Attending a cremation is unlikely to be top of the ‘must do’ list for the average vacationer. But then Bali is far from an average holiday destination. As anyone who venture a few kilometres from the main tourist beaches will discover, this really is the ‘Island of 1,000 temples’ – an understatement if ever there was one. The fabled sea temples of Uluwatu and Tanah Lot, the mother temple of Besakih on the slopes of the sacred Gunung Agung, and the oft-photographed Ulun Danu Bratan temple feature on many a day-trip itinerary. And driving through traditional villages and across swathes of rice terraces can bring many unexpected sights as you come across small temple festival and colourful processions.
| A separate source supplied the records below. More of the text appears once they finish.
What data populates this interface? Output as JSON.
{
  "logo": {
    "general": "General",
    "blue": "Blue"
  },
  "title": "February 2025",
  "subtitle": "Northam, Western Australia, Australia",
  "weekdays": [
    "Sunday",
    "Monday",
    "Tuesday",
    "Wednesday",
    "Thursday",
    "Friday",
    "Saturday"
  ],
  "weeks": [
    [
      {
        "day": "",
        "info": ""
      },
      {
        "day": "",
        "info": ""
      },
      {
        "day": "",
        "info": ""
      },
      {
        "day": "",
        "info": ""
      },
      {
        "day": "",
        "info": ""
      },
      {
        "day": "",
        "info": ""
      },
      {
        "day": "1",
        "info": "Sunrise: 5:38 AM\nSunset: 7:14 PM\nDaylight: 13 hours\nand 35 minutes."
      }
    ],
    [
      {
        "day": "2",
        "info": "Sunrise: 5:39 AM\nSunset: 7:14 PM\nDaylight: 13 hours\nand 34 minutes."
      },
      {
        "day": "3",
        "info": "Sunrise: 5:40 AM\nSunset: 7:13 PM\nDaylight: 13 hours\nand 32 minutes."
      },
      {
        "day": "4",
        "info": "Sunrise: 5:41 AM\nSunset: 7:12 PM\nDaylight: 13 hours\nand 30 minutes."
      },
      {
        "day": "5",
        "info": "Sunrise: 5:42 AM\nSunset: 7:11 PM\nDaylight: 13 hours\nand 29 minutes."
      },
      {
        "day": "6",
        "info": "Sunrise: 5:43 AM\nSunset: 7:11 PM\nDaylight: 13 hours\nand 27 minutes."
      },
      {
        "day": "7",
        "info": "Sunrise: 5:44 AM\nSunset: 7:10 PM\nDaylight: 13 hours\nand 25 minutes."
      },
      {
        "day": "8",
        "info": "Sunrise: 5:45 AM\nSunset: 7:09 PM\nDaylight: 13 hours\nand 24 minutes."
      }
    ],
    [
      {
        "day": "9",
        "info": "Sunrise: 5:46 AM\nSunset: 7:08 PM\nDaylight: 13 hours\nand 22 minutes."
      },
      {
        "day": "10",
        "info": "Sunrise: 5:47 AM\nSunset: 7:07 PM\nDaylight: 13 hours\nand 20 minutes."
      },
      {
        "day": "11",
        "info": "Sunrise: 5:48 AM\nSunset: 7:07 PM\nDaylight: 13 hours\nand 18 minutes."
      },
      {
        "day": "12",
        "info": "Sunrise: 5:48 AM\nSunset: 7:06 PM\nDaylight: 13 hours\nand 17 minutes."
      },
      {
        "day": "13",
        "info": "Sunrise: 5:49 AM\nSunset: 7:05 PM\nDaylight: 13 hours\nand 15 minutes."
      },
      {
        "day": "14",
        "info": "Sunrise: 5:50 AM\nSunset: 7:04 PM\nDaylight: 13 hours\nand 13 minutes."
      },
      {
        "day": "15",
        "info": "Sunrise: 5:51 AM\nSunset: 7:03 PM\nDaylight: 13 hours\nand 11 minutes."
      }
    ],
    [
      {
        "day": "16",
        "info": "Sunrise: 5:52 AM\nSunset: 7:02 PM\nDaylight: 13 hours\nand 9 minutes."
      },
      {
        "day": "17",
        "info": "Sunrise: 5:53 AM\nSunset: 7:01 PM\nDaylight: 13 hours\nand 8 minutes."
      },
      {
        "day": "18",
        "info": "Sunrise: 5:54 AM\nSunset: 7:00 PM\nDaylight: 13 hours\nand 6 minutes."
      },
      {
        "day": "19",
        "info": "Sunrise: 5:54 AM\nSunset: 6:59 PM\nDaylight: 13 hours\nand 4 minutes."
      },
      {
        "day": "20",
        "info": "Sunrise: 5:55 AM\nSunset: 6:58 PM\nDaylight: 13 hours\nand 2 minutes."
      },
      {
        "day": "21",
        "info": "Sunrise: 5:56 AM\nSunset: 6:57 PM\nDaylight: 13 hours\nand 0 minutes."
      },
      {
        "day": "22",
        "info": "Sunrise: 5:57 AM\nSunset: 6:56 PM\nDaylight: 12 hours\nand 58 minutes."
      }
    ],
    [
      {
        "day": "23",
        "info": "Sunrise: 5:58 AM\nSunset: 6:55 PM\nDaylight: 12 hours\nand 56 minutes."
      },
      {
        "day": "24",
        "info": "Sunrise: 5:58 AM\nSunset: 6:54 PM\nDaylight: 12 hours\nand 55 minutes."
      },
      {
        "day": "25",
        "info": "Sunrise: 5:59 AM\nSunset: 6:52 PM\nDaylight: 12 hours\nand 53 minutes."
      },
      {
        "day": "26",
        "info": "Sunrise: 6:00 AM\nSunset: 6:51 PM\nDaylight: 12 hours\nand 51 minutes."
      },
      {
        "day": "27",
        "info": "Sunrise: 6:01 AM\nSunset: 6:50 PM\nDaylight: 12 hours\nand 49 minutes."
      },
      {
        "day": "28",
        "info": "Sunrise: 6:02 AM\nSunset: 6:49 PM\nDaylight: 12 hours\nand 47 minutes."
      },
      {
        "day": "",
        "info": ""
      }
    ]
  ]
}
Visitors to Bali’s cultural heart in early March found themselves in the right place at the right time to witness something spectacular: the cremation of Anak Agung Niang Agung, the wife of Tjokorda Gde Agung Sukawati (1910-1978), widely known as ‘the King of Ubud.’
“Strange as it seems, it is in their cremation ceremonies that the Balinese have their greatest fun. A cremation is an occasion for gaiety and not for mourning, since it represents the accomplishment of their most sacred duty: the ceremonial burning of the corpses of the dead to liberate their souls so that they may thus attain the higher worlds and be free for reincarnation into better beings”. The words of Mexican artist Miguel Covarrubias ring as true today as when he wrote his Island of Bali book in the 1930s.
A ngaben – literally translated as ‘turn to ash’ – is perhaps the most unique ritual in the unique form of animism-influenced Hinduism followed by the deeply spiritual Balinese, who believe that life, and death, are transitions. Even more elaborate is the pelebon – the cremation ceremony reserved for members of the royal family.
For the preceding three weeks, visitors would have seen intense activity outside Ubud Palace as the community gathered to construct the two enormous structures that are the core of the ceremony: the Bade, an intricately decorated, gravity-defying multi-level tower in which the body is placed and carried from the Palace to the Pura Dalem Puri, and the Lembu, a magnificent black velvet bull sarcophagus, to which the body will be placed for cremation.
On the day itself Ubud came to a standstill as thousands lined the 1km route hours in advance. (Overhead electricity cables had already been relocated to clear the way from the palace to the Pura Dalem Puri.) Dressed in sarong and kebaya as custom and respect dictates, I staked out a spot and chatted to the men from Kutu awaiting their turn to carry the Bade – an honour shared by hundreds of men from surrounding villages in an intricately organised relay system. A fire truck inched along spraying the road and cooling excited spectators. The air of anticipation was palpable – far more Mardi Gras than mourning.
Suddenly a cheer rippled through the crowd like a Mexican wave as the procession started from the palace – royalty, retainers, family friends in colourful traditional dress carrying elaborate offerings; two girls borne high on thrones like carnival queens; gamelan musicians setting the beat with huge drums and gongs swinging from bamboo frames. Charging behind them came the 7.5-metre Lembu borne on a platform of interlinking bamboo poles shouldered by men straining under its weight and manoeuvring it with surprising agility.
Then a roar erupted as the Bade came into sight – at 25 metres said to be Bali’s tallest, and towering over the rooftops – so heavy that the men had to resort to pushing it in place of carrying it on their shoulders. From the base the Tjokorda waved to the ecstatic crowd as, high above, the Pedanda (high priest) protected the body. It was a sight to behold.
I joined the throng following the Bade to the packed temple grounds, and marvelled as the Bade was lined up with the ramp so the casket could be carried down and the body placed in the Lembu, already manoeuvred into place with extraordinary agility. While the royal family made their final blessings and offerings, sarong sellers weaved through the waiting crowd and drones whirred overhead. The palace gamelan musicians increased their hypnotic tempo and exotically plumed men performed a traditional dance. At last, the bull was set on fire and engulfed in flames before a blaze of raised iPhones and cameras. Later the ashes would be collected and brought to the sea for the final purification and release of the soul.
What a send-off for the Queen Mother! It was an honour to witness the entire community helping their queen move on from her previous life with such respect and devotion.